The House That Mercy Built

This is the house that mercy built.




This is the window that sits in the frame of the new house that mercy built.


This is one of the babies who lives in the home who looks out the window of the house that mercy built.



This is a mom to one of the babies who’s life is being transformed at the house that mercy built.


This is a hutch that houses animals to feed the residents who live in the house that mercy built.


This is the hair and nail salon that donors built that teach the girls skills for future living in the house that mercy built.



This is the garden that grows the vegetables that feeds the girls and babies at the house that mercy built.


This is the playroom that entertains more than a dozen babies at the house that mercy built.


This is the couple that gives their lives away in the office at the house that mercy built.


This is one mom who is grateful for your yes at the house that mercy built.


These girls are the new addition to the family that God created . . .


Because your yes matters at the house that mercy built.

He Is Not Safe, But He Is Good

Tomorrow we leave for Kenya.

My husband and I have been watching the news closely.

These are not safe times in our world.

And I keep reminding myself God has not called us to safety. 

Even though it’s my favorite.

Some days the very title of my book mocks me.

Sometimes –often– our yes to God is scary.

Obedience is risky.

But when I shut out the what ifs, I can clearly see that God holds us close.

You may be standing on the dangerous precipice of your yes. The unknowns are terrifying, the fear tangible, but the peace palpable.

God is with us.

And when we ask, “Is He safe?” The answer is no. But He is good.” CS Lewis

Would you pray for us?

  • Pray for peace in Kenya.
  • Pray for protection over our homes, the staff, girls, babies.
  • Pray for wisdom and direction over key decisions that will be made in meetings.
  • Pray for the dozens of young, pregnant and single mothers we will be inviting into our new community outreach in the heart of two slums.
  • Pray for me? I’m a big baby and I just need a lot of Jesus.

I’ll be blogging from Africa. Follow our journey on Instagram.

Dear Moms: Let’s Stop Being Mean To Each Other

Earlier this week, I wrote a letter to my children explaining how summer is going to go down.

It’s been read over 1,000,000 times.

That doesn’t surprise me..

Because we are moms. We have kids. It’s summer. And there is boredom.


What did surprise me was the mommy war that battled in the comment section over education choices.

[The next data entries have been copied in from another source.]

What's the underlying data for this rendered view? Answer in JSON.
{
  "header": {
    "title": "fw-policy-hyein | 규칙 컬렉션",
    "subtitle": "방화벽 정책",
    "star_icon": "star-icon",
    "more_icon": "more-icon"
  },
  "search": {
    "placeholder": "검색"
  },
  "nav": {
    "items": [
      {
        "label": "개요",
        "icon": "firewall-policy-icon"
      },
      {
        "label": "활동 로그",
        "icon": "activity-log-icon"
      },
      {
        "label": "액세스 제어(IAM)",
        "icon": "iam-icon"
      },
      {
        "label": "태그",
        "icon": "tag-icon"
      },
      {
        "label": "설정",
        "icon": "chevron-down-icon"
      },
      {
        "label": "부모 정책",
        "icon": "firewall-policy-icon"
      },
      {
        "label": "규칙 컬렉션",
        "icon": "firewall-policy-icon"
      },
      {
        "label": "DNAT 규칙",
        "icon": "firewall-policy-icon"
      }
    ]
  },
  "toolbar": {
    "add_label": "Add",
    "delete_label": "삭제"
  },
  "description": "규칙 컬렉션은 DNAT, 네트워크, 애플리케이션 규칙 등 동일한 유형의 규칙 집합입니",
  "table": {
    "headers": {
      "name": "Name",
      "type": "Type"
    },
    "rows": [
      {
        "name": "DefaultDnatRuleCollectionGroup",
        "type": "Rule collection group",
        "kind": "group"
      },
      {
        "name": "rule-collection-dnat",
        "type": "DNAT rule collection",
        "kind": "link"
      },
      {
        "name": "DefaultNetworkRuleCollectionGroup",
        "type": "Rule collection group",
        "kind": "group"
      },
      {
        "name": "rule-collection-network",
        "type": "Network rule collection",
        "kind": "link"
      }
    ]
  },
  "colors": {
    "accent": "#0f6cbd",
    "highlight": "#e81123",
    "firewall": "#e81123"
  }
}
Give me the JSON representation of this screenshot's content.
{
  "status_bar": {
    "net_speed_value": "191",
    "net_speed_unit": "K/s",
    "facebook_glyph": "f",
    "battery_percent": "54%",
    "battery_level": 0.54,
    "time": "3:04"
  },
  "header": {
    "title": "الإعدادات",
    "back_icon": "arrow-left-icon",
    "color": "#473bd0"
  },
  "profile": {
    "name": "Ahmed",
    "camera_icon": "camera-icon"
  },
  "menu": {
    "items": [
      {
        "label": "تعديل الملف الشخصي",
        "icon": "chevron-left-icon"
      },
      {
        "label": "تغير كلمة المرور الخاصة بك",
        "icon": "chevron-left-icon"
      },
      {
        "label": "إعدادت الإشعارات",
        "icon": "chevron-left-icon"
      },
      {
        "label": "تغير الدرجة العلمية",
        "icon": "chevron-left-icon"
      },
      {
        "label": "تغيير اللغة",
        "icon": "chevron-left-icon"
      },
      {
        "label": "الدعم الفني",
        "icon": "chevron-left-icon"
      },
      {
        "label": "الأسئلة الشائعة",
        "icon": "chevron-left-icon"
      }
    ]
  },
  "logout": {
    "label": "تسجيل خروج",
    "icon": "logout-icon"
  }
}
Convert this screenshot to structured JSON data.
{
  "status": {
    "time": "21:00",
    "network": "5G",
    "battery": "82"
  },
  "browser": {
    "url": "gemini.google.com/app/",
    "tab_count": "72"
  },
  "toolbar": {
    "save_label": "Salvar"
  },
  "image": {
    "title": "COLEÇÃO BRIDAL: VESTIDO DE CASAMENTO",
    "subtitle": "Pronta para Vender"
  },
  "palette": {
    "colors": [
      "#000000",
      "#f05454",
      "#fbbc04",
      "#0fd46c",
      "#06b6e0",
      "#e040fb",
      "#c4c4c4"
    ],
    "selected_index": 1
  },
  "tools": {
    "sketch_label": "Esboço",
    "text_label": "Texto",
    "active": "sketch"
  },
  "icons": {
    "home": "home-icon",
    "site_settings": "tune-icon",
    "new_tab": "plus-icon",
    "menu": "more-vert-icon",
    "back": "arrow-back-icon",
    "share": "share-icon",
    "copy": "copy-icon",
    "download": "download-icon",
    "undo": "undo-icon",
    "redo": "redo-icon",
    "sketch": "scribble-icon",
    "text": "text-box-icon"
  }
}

That’s what I was thinking, too. Because maybe I missed the point of my own post?

It started with one mom criticizing another and then retaliation ensued.

But if you dig deeper, it’s pretty clear this battle wasn’t about homeschool, private or public. This wasn’t about summer, boredom, entitlement or education.

It was about respect.

Good, better and best concept

Listen, motherhood is hard enough. We are bombarded with countless choices we make for our children and ourselves. And we often spend hours and days and years second-guessing those decisions.

Breast or bottle? Wean or not? Tummy or side? Schedule or not? Cry it out or rock them to sleep? Organic or processed? And that’s just a small part of the first year. We will make thousands of decisions-right and wrong, good and bad-in the the next 20 plus years. We live. We learn. We get it right; we get it wrong. But we don’t get to decide for others.

(We let our kids use slip and slides and we deal with the consequences. Ahem).

What we must stop doing is attacking other moms when their decisions are different than our own.

We don’t have to always agree; we won’t. We can stand firm in our personal conviction. But we can do so in kindness.


There is only a battle when there are two opponents.


Putting others down for their choices is really just a way to make us feel better about our own. And if we’re honest, do we ever really feel better after we’ve attacked someone else?

I think most of us want to raise God-fearing, productive kids who are respectful of others.

And that might just start by being kind to those who do things differently than we do.

That’s a decision we can all make.